Taipei, July 27 (CNA) A business leader urged participants at a national economic conference organized by Taiwan's government to focus discussion on Sunday on major issues, but his appeal had little impact on the lineup of speakers who represented diverse interests. On the second day of the three-day National Conference on Economic and Trade Affairs, the opinions brought up by some of the 140 participants seemed too varied to turn into concrete recommendations for the government's reference.

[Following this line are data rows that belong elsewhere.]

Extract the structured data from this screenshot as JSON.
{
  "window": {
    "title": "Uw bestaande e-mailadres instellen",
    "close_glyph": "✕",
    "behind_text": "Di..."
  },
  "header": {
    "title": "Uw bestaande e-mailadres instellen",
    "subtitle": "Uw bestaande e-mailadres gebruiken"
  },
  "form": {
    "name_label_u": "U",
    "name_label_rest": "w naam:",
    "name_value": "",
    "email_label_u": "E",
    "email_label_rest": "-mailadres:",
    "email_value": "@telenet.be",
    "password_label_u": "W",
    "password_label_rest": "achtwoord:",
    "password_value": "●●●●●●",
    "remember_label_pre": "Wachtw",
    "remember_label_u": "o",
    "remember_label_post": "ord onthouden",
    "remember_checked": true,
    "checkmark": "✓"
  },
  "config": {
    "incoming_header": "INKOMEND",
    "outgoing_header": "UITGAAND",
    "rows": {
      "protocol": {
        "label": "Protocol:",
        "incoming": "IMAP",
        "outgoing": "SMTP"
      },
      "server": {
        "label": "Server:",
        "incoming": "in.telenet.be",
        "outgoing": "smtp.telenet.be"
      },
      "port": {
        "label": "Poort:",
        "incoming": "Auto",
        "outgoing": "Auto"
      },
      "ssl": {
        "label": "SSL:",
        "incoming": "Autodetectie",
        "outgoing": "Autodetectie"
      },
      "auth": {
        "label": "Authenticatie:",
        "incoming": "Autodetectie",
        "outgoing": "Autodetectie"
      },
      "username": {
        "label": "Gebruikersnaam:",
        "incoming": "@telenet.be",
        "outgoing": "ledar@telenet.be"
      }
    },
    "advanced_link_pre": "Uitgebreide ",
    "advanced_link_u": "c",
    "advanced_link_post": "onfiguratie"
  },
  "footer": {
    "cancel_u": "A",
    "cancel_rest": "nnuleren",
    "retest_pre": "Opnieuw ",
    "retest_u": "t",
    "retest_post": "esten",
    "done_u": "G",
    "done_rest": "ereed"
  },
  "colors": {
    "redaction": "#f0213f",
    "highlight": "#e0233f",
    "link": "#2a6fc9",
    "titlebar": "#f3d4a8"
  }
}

Chinese National Federation of Industries Chairman Hsu Sheng-hsiung, one of four conference hosts, expressed the hope early in Sunday's session that the proceedings be more focused. The conference was supposed to feature two main themes -- economic development strategies amid globalization; and regional economic and trade integration and cross-Taiwan Strait economic and trade promotion strategies. On the opening day of the conference, however, while delegates from around the country voiced their concerns over Taiwan's economic and trade development, the opinions covered too broad a range of topics to be practically applied, Hsu said. Despite the call, the issues brought up Sunday ranged from suggestions for the government to help small- and medium-size enterprises and actively pursue free trade agreements to appeals for measures to support start-ups of young entrepreneurs and assist with agricultural product processing. Yunlin County Economic Affairs Department Director Lin Chang-chao urged the government to maintain restrictions on imports of certain agricultural products, including 830 items from China, as it pursues regional economic and trade integration and free trade deals. Lo Ching-shui, head of the Youth Development Administration under the Ministry of Education, voiced his concern for issues related to education and helping young entrepreneurs start businesses. Representative of the electronics and medical equipment sectors, meanwhile, spelled out their hope that the government speed up negotiations and sign regional trade agreements to offset the potential blow from a planned South Korea-China free trade pact. South Korea, Taiwan's biggest competitor in the Chinese market, is expected to sign the free trade agreement with Beijing by the end of the year. In China's machinery market, for example, Taiwanese and South Korean vendors sell similar products that are currently subject to high import duties. But once a South Korea-China free trade pact takes effect, 800 machine products from Taiwan not given low-tariff treatment under the Taiwan-China Economic Cooperation Framework Agreement would be vulnerable to Korean competition, said Wang Cheng-ching, president of the Taiwan Association of Machinery Industry.
(By Huang Chiao-wen, Wei Shu and Elizabeth Hsu)